Authors: Nobre, J.P., Dias, A.M. and Kornmeier, M.

Ref.: Experimental Mechanics, an International Journal of the Society for Experimental Mechanics (SEM-USA) 44 (1), 76-85 (2004)

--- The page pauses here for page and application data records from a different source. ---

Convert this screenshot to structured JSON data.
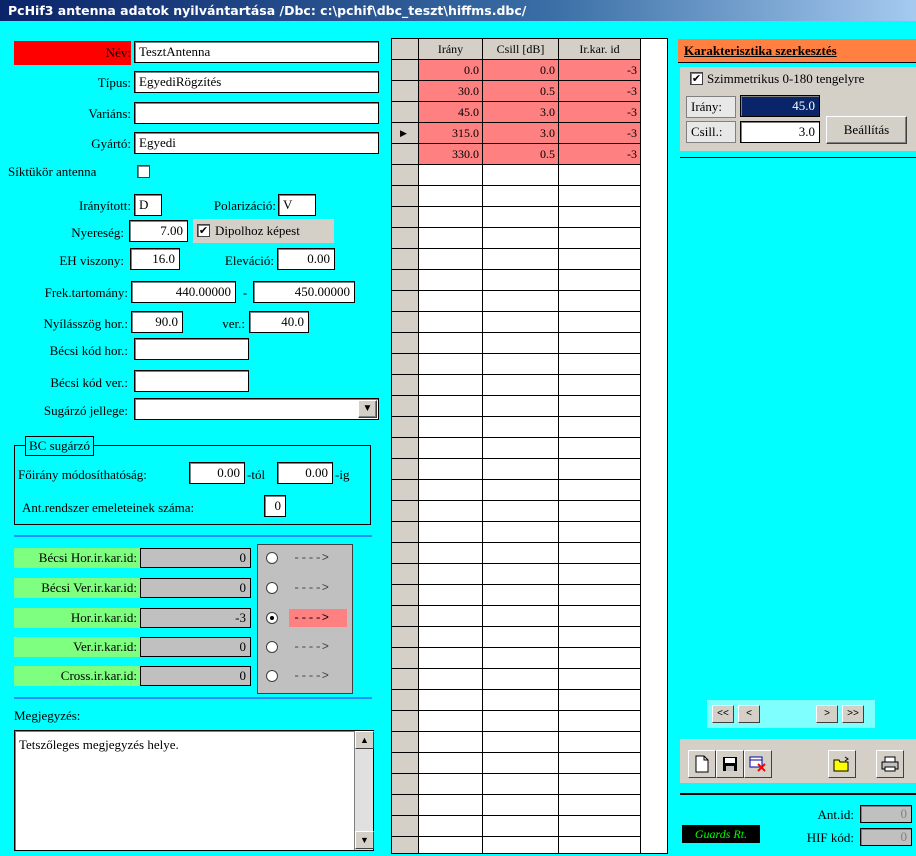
{
  "window": {
    "title": "PcHif3 antenna adatok nyilvántartása   /Dbc: c:\\pchif\\dbc_teszt\\hiffms.dbc/"
  },
  "form": {
    "nev_label": "Név:",
    "nev_value": "TesztAntenna",
    "tipus_label": "Típus:",
    "tipus_value": "EgyediRögzítés",
    "varians_label": "Variáns:",
    "varians_value": "",
    "gyarto_label": "Gyártó:",
    "gyarto_value": "Egyedi",
    "siktukor_label": "Síktükör antenna",
    "iranyitott_label": "Irányított:",
    "iranyitott_value": "D",
    "polarizacio_label": "Polarizáció:",
    "polarizacio_value": "V",
    "nyereseg_label": "Nyereség:",
    "nyereseg_value": "7.00",
    "dipol_label": "Dipolhoz képest",
    "dipol_checked": "✔",
    "eh_label": "EH viszony:",
    "eh_value": "16.0",
    "elevacio_label": "Eleváció:",
    "elevacio_value": "0.00",
    "frek_label": "Frek.tartomány:",
    "frek_from": "440.00000",
    "frek_dash": "-",
    "frek_to": "450.00000",
    "nyilas_label": "Nyílásszög hor.:",
    "nyilas_hor": "90.0",
    "ver_label": "ver.:",
    "nyilas_ver": "40.0",
    "becsi_hor_label": "Bécsi kód hor.:",
    "becsi_hor_value": "",
    "becsi_ver_label": "Bécsi kód ver.:",
    "becsi_ver_value": "",
    "sugarzo_label": "Sugárzó jellege:",
    "sugarzo_value": ""
  },
  "bc": {
    "legend": "BC sugárzó",
    "foirany_label": "Főirány módosíthatóság:",
    "tol_value": "0.00",
    "tol_label": "-tól",
    "ig_value": "0.00",
    "ig_label": "-ig",
    "emelet_label": "Ant.rendszer emeleteinek száma:",
    "emelet_value": "0"
  },
  "karid": [
    {
      "label": "Bécsi Hor.ir.kar.id:",
      "value": "0",
      "arrow": "---->",
      "selected": false
    },
    {
      "label": "Bécsi Ver.ir.kar.id:",
      "value": "0",
      "arrow": "---->",
      "selected": false
    },
    {
      "label": "Hor.ir.kar.id:",
      "value": "-3",
      "arrow": "---->",
      "selected": true
    },
    {
      "label": "Ver.ir.kar.id:",
      "value": "0",
      "arrow": "---->",
      "selected": false
    },
    {
      "label": "Cross.ir.kar.id:",
      "value": "0",
      "arrow": "---->",
      "selected": false
    }
  ],
  "megjegyzes": {
    "label": "Megjegyzés:",
    "value": "Tetszőleges megjegyzés helye."
  },
  "grid": {
    "headers": [
      "Irány",
      "Csill [dB]",
      "Ir.kar. id"
    ],
    "rows": [
      [
        "0.0",
        "0.0",
        "-3"
      ],
      [
        "30.0",
        "0.5",
        "-3"
      ],
      [
        "45.0",
        "3.0",
        "-3"
      ],
      [
        "315.0",
        "3.0",
        "-3"
      ],
      [
        "330.0",
        "0.5",
        "-3"
      ]
    ],
    "current_row": 3
  },
  "editor": {
    "title": "Karakterisztika szerkesztés",
    "szimm_label": "Szimmetrikus 0-180 tengelyre",
    "szimm_checked": "✔",
    "irany_label": "Irány:",
    "irany_value": "45.0",
    "csill_label": "Csill.:",
    "csill_value": "3.0",
    "beallitas": "Beállítás"
  },
  "nav": {
    "first": "<<",
    "prev": "<",
    "next": ">",
    "last": ">>"
  },
  "footer": {
    "company": "Guards Rt.",
    "antid_label": "Ant.id:",
    "antid_value": "0",
    "hif_label": "HIF kód:",
    "hif_value": "0"
  }
}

Abstract: A methodology is proposed for estimating the local yield stress in work-hardened surface layers. It is based on the concept of in-depth normalized variation of hardness and x-ray diffraction peak width, both of which measure the strain-hardening attained by the materials´ surface-treated layers due to, for example, shot-peening. Its principle is directly founded on the classical hardness theory. To study the evolution of those values with plastic deformation, specimens of five steels with different mechanical properties were subjected to interrupted tensile tests. The tests were performed at successive increments of plastic strain, until fracture occurred. The specimens were loaded and unloaded in increments of about 2% true strain. After each plastic strain increment, hardness and diffraction peak width were measured. It was observed that the variations of diffraction peak width and hardness are related to the material´s strain-hardening, and their normalized variations can be considered proportional to the normalized variation of the material´s yield stress. Thus, where the yield stress of the bulk material, its hardness or a characteristic diffraction peak width value, and their relative variations along the hardened layers, are known, an empirical expression could be used to estimate the local yield stress as a function of the treated depth.

DOI: 10.1177/0014485104039755